Supplied records:
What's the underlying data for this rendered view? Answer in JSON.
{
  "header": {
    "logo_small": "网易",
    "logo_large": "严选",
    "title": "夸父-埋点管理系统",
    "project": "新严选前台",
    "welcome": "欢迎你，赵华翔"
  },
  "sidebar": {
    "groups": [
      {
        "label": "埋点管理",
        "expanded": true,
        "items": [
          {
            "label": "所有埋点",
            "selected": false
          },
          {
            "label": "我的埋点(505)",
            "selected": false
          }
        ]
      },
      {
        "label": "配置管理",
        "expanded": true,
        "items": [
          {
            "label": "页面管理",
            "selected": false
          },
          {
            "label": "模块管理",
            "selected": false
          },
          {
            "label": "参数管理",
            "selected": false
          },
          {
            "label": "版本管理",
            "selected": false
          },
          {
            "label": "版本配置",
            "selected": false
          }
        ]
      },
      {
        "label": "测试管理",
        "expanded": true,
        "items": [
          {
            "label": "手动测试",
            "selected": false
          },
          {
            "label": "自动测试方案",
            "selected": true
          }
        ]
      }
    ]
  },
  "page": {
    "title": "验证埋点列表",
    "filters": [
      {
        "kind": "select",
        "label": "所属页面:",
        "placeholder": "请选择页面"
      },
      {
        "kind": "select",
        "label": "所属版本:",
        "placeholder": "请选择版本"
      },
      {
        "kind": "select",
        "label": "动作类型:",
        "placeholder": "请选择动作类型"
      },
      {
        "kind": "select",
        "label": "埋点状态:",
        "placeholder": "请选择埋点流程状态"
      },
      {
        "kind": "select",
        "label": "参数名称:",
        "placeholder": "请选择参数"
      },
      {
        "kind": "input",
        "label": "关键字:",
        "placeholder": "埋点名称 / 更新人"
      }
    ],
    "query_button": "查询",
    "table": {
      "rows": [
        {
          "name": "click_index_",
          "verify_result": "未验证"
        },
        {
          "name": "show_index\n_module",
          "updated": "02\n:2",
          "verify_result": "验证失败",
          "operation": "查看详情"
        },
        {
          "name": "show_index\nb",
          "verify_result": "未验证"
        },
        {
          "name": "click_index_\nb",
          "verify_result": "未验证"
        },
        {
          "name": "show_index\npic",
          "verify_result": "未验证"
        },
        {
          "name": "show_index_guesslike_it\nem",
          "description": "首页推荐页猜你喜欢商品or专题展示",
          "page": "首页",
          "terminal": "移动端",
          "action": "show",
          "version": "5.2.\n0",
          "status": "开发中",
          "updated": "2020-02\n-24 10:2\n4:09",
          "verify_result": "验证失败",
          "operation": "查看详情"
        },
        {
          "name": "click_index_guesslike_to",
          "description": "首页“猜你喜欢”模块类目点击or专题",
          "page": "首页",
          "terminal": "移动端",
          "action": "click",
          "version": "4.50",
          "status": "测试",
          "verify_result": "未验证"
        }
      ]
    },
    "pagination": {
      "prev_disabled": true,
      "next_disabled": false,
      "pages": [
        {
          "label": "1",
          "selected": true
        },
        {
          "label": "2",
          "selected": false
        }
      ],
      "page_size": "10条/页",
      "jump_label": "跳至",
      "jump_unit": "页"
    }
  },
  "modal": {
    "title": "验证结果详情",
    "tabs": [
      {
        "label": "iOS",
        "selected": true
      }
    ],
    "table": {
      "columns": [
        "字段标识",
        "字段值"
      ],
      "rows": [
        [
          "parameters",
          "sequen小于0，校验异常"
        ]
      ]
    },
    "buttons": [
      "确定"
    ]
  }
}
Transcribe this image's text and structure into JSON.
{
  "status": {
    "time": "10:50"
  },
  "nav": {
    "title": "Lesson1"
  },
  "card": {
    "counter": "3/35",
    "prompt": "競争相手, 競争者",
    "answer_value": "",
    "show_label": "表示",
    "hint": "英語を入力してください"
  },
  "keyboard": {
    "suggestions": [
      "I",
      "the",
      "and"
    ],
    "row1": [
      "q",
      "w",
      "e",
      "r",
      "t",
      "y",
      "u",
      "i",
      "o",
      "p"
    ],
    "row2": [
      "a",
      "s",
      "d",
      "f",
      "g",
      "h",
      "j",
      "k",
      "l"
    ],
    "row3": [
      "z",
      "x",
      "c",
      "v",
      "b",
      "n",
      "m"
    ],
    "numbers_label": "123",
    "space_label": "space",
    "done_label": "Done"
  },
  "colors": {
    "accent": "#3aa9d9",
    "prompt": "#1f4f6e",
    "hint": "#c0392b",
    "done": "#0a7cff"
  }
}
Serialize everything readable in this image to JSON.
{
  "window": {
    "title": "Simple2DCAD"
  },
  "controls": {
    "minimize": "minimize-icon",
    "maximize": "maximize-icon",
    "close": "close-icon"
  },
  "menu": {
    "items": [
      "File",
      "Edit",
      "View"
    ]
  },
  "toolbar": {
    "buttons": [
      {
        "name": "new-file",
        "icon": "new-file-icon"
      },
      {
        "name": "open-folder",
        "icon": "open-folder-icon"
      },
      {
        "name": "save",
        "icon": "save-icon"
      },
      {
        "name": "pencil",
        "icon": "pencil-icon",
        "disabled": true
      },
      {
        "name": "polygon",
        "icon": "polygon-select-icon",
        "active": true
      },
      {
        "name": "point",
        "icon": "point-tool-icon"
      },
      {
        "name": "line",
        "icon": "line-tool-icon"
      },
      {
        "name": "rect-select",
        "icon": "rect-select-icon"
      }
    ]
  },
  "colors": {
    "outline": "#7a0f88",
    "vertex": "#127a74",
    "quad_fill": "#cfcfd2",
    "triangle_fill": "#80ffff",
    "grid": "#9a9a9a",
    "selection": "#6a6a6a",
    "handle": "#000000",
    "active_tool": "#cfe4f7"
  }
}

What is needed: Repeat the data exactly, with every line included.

Problem solution:
What's the underlying data for this rendered view? Answer in JSON.
{
  "header": {
    "logo_small": "网易",
    "logo_large": "严选",
    "title": "夸父-埋点管理系统",
    "project": "新严选前台",
    "welcome": "欢迎你，赵华翔"
  },
  "sidebar": {
    "groups": [
      {
        "label": "埋点管理",
        "expanded": true,
        "items": [
          {
            "label": "所有埋点",
            "selected": false
          },
          {
            "label": "我的埋点(505)",
            "selected": false
          }
        ]
      },
      {
        "label": "配置管理",
        "expanded": true,
        "items": [
          {
            "label": "页面管理",
            "selected": false
          },
          {
            "label": "模块管理",
            "selected": false
          },
          {
            "label": "参数管理",
            "selected": false
          },
          {
            "label": "版本管理",
            "selected": false
          },
          {
            "label": "版本配置",
            "selected": false
          }
        ]
      },
      {
        "label": "测试管理",
        "expanded": true,
        "items": [
          {
            "label": "手动测试",
            "selected": false
          },
          {
            "label": "自动测试方案",
            "selected": true
          }
        ]
      }
    ]
  },
  "page": {
    "title": "验证埋点列表",
    "filters": [
      {
        "kind": "select",
        "label": "所属页面:",
        "placeholder": "请选择页面"
      },
      {
        "kind": "select",
        "label": "所属版本:",
        "placeholder": "请选择版本"
      },
      {
        "kind": "select",
        "label": "动作类型:",
        "placeholder": "请选择动作类型"
      },
      {
        "kind": "select",
        "label": "埋点状态:",
        "placeholder": "请选择埋点流程状态"
      },
      {
        "kind": "select",
        "label": "参数名称:",
        "placeholder": "请选择参数"
      },
      {
        "kind": "input",
        "label": "关键字:",
        "placeholder": "埋点名称 / 更新人"
      }
    ],
    "query_button": "查询",
    "table": {
      "rows": [
        {
          "name": "click_index_",
          "verify_result": "未验证"
        },
        {
          "name": "show_index\n_module",
          "updated": "02\n:2",
          "verify_result": "验证失败",
          "operation": "查看详情"
        },
        {
          "name": "show_index\nb",
          "verify_result": "未验证"
        },
        {
          "name": "click_index_\nb",
          "verify_result": "未验证"
        },
        {
          "name": "show_index\npic",
          "verify_result": "未验证"
        },
        {
          "name": "show_index_guesslike_it\nem",
          "description": "首页推荐页猜你喜欢商品or专题展示",
          "page": "首页",
          "terminal": "移动端",
          "action": "show",
          "version": "5.2.\n0",
          "status": "开发中",
          "updated": "2020-02\n-24 10:2\n4:09",
          "verify_result": "验证失败",
          "operation": "查看详情"
        },
        {
          "name": "click_index_guesslike_to",
          "description": "首页“猜你喜欢”模块类目点击or专题",
          "page": "首页",
          "terminal": "移动端",
          "action": "click",
          "version": "4.50",
          "status": "测试",
          "verify_result": "未验证"
        }
      ]
    },
    "pagination": {
      "prev_disabled": true,
      "next_disabled": false,
      "pages": [
        {
          "label": "1",
          "selected": true
        },
        {
          "label": "2",
          "selected": false
        }
      ],
      "page_size": "10条/页",
      "jump_label": "跳至",
      "jump_unit": "页"
    }
  },
  "modal": {
    "title": "验证结果详情",
    "tabs": [
      {
        "label": "iOS",
        "selected": true
      }
    ],
    "table": {
      "columns": [
        "字段标识",
        "字段值"
      ],
      "rows": [
        [
          "parameters",
          "sequen小于0，校验异常"
        ]
      ]
    },
    "buttons": [
      "确定"
    ]
  }
}
Transcribe this image's text and structure into JSON.
{
  "status": {
    "time": "10:50"
  },
  "nav": {
    "title": "Lesson1"
  },
  "card": {
    "counter": "3/35",
    "prompt": "競争相手, 競争者",
    "answer_value": "",
    "show_label": "表示",
    "hint": "英語を入力してください"
  },
  "keyboard": {
    "suggestions": [
      "I",
      "the",
      "and"
    ],
    "row1": [
      "q",
      "w",
      "e",
      "r",
      "t",
      "y",
      "u",
      "i",
      "o",
      "p"
    ],
    "row2": [
      "a",
      "s",
      "d",
      "f",
      "g",
      "h",
      "j",
      "k",
      "l"
    ],
    "row3": [
      "z",
      "x",
      "c",
      "v",
      "b",
      "n",
      "m"
    ],
    "numbers_label": "123",
    "space_label": "space",
    "done_label": "Done"
  },
  "colors": {
    "accent": "#3aa9d9",
    "prompt": "#1f4f6e",
    "hint": "#c0392b",
    "done": "#0a7cff"
  }
}
Serialize everything readable in this image to JSON.
{
  "window": {
    "title": "Simple2DCAD"
  },
  "controls": {
    "minimize": "minimize-icon",
    "maximize": "maximize-icon",
    "close": "close-icon"
  },
  "menu": {
    "items": [
      "File",
      "Edit",
      "View"
    ]
  },
  "toolbar": {
    "buttons": [
      {
        "name": "new-file",
        "icon": "new-file-icon"
      },
      {
        "name": "open-folder",
        "icon": "open-folder-icon"
      },
      {
        "name": "save",
        "icon": "save-icon"
      },
      {
        "name": "pencil",
        "icon": "pencil-icon",
        "disabled": true
      },
      {
        "name": "polygon",
        "icon": "polygon-select-icon",
        "active": true
      },
      {
        "name": "point",
        "icon": "point-tool-icon"
      },
      {
        "name": "line",
        "icon": "line-tool-icon"
      },
      {
        "name": "rect-select",
        "icon": "rect-select-icon"
      }
    ]
  },
  "colors": {
    "outline": "#7a0f88",
    "vertex": "#127a74",
    "quad_fill": "#cfcfd2",
    "triangle_fill": "#80ffff",
    "grid": "#9a9a9a",
    "selection": "#6a6a6a",
    "handle": "#000000",
    "active_tool": "#cfe4f7"
  }
}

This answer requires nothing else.